In the spring 2015 semester, the library also upgraded its carpet, Services Desk, lighting and stairs.

Starting Monday, library customers will be able to use two charging lockers, each equipped with eight individual drawers for electronic devices. Each drawer works like a safe, designed to store, charge and secure smartphones, laptops and tablets. Users can set their own code with the digital keypad lock.

“Customers come to the library because of our resources. They stay because we’ve created a visually appealing, comfortable space conducive to learning,” Safley said. “We’re a major part of campus life. Keeping up with our customers’ needs is one of the most important aspects of maintaining a progressive academic space, and we hope to make more updates in the library as funds become available.”

McDermott Library

Accounting graduate student Mayiyang Zhang charges his devices while catching up on work.

Interlibrary Loan System Delivers Rapid Results

A new addition to Interlibrary Loan Services at the Eugene McDermott Library is improving delivery times for customers. In the past, it took three to five days to receive journal articles from another library. Now, customers can get articles in less than 24 hours from more than 200 libraries.

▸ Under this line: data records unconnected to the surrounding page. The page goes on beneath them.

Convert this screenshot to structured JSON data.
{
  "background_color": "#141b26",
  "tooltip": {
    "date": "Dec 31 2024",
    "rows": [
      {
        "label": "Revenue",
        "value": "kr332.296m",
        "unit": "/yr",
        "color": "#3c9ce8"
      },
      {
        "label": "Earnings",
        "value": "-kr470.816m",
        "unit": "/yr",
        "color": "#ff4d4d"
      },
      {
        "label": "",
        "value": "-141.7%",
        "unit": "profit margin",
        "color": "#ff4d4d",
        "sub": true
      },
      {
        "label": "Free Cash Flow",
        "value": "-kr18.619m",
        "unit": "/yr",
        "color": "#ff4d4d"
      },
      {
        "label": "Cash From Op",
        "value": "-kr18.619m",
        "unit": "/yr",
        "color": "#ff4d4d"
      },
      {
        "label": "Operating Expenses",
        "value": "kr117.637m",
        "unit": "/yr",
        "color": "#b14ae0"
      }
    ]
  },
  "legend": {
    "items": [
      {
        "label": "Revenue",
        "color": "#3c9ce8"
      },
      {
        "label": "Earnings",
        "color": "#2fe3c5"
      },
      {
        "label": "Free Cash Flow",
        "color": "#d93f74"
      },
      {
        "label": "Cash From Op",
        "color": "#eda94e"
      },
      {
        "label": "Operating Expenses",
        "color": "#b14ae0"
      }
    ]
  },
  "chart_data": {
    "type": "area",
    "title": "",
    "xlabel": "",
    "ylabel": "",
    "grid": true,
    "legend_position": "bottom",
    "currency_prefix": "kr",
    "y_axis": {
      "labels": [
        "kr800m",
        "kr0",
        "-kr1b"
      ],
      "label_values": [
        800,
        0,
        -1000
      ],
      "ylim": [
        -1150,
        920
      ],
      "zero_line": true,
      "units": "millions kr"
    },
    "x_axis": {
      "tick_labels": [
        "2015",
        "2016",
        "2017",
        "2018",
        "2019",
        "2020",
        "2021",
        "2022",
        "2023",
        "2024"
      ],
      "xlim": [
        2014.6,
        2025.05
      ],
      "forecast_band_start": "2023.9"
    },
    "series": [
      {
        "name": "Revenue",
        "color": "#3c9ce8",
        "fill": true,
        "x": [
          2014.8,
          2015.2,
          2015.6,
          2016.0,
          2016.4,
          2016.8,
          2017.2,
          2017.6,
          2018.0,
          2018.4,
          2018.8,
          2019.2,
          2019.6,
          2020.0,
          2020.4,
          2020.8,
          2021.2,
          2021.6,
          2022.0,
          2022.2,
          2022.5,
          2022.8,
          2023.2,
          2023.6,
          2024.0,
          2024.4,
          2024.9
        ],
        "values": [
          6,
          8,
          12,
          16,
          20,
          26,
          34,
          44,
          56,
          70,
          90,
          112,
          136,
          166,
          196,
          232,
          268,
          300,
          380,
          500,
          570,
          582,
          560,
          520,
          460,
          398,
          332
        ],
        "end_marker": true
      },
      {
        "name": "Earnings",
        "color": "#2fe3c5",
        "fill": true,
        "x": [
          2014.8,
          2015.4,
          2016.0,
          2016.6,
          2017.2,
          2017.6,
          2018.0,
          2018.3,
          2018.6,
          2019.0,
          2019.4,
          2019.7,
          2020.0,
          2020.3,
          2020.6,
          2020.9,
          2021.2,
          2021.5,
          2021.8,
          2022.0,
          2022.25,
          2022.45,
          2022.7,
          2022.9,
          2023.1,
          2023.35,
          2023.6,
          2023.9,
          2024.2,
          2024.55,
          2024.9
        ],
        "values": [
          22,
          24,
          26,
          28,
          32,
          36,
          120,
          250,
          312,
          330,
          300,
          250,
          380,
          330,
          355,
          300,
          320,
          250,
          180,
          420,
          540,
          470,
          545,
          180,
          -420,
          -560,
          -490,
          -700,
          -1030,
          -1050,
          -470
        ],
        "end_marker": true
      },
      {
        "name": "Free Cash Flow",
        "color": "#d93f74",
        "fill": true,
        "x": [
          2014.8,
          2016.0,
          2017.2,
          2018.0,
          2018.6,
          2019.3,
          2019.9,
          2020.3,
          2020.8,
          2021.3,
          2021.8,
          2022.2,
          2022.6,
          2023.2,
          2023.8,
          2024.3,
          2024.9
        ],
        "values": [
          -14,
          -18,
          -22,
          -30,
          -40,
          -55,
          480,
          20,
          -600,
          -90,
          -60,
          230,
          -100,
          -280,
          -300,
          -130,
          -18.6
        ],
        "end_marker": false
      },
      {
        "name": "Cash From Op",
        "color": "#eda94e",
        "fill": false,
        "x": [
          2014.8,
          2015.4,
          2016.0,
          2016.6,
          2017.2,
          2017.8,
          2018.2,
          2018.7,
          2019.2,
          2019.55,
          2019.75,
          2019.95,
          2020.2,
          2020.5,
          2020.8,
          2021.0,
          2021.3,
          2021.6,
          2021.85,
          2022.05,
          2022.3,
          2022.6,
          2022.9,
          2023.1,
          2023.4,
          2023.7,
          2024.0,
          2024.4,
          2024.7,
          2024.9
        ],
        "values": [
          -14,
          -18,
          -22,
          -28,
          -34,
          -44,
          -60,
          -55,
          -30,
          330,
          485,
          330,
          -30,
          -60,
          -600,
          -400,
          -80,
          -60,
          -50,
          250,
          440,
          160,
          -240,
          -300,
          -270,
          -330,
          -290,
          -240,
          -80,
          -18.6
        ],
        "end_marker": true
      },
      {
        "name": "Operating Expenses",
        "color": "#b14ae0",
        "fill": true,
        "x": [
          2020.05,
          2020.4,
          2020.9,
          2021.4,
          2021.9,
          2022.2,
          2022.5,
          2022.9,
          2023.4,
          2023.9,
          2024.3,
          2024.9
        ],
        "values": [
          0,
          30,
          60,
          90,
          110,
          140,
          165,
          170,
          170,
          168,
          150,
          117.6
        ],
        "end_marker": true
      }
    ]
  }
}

Rapid ILL (interlibrary loan) is a highly automated, two-way borrowing/lending system that quickly performs labor-intensive tasks. Requests to borrow or lend books are submitted through the online system and the computer does the rest. This allows staff to focus on other tasks instead of searching for requested materials.

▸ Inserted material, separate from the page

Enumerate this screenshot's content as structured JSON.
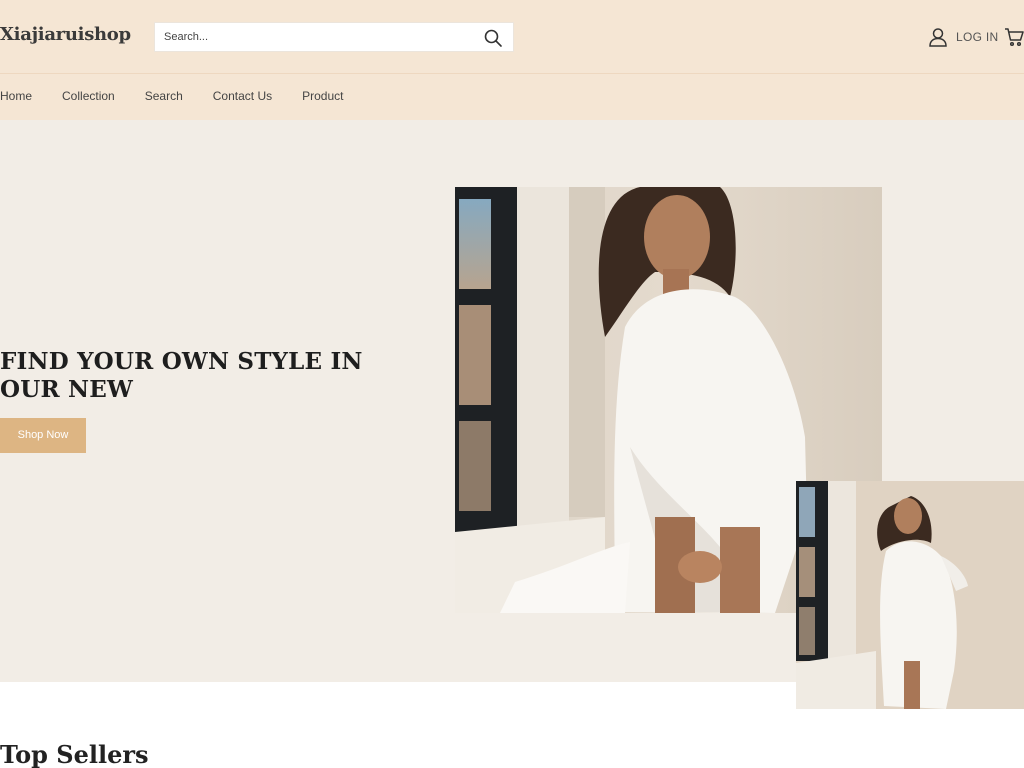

Travis Goode

“This service connects our library to other libraries throughout the world,” said Travis Goode, head of Interlibrary Loan Services. ”We have access to their materials within one day. Whatever we don’t own, we can obtain through Rapid very quickly.”

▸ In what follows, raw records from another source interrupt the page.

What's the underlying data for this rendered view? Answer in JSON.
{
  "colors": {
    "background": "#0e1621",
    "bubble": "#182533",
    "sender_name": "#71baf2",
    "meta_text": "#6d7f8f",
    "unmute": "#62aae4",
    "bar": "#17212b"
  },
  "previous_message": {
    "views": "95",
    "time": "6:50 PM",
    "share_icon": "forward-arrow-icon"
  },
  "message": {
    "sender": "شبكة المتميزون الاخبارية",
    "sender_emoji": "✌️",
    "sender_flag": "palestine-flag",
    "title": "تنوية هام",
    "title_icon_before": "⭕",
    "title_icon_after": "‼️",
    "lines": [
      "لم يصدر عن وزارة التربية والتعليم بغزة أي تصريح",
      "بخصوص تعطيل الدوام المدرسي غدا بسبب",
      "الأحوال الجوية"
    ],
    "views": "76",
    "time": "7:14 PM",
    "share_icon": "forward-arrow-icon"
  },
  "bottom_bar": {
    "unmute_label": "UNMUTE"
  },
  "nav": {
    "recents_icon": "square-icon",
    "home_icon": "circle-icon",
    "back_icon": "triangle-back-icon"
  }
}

All UT Dallas faculty, staff and students can request books, articles and other materials from other libraries through ILL at no cost. Customers cannot request currently assigned textbooks, course reserves or books and multimedia owned by the McDermott library. Materials such as movies, music, genealogical material, books published before 1900, and best-sellers are harder to obtain through ILL, but requests can be submitted.

Since January, the library increased its lending to other libraries and borrowed more than 1,300 items through Rapid. The turnaround time for borrowed articles averaged 11 hours.

When a request is filled, ILL users receive an email with a link to download the article PDF. Rapid articles expire after 30 days.

Materials that can’t be filled through Rapid are filled using the traditional ILL system. This includes books, dissertations, book chapters, conference papers, microfilm, etc. The wait time for these materials is typically five to 10 days. Physical items such as books are placed on hold at the services desk when they arrive. The due date is set by the lending library.

For now, the McDermott library only borrows and lends journal articles through Rapid, but Goode said expanding requests to include book chapters is a future goal.

Goode said he is impressed with the results.

“We’ve heard from a lot of students and faculty, and the comments about Rapid are really good. It’s nice to get those positive comments."

Media Contact: The Office of Media Relations, UT Dallas, (972) 883-2155, [email protected].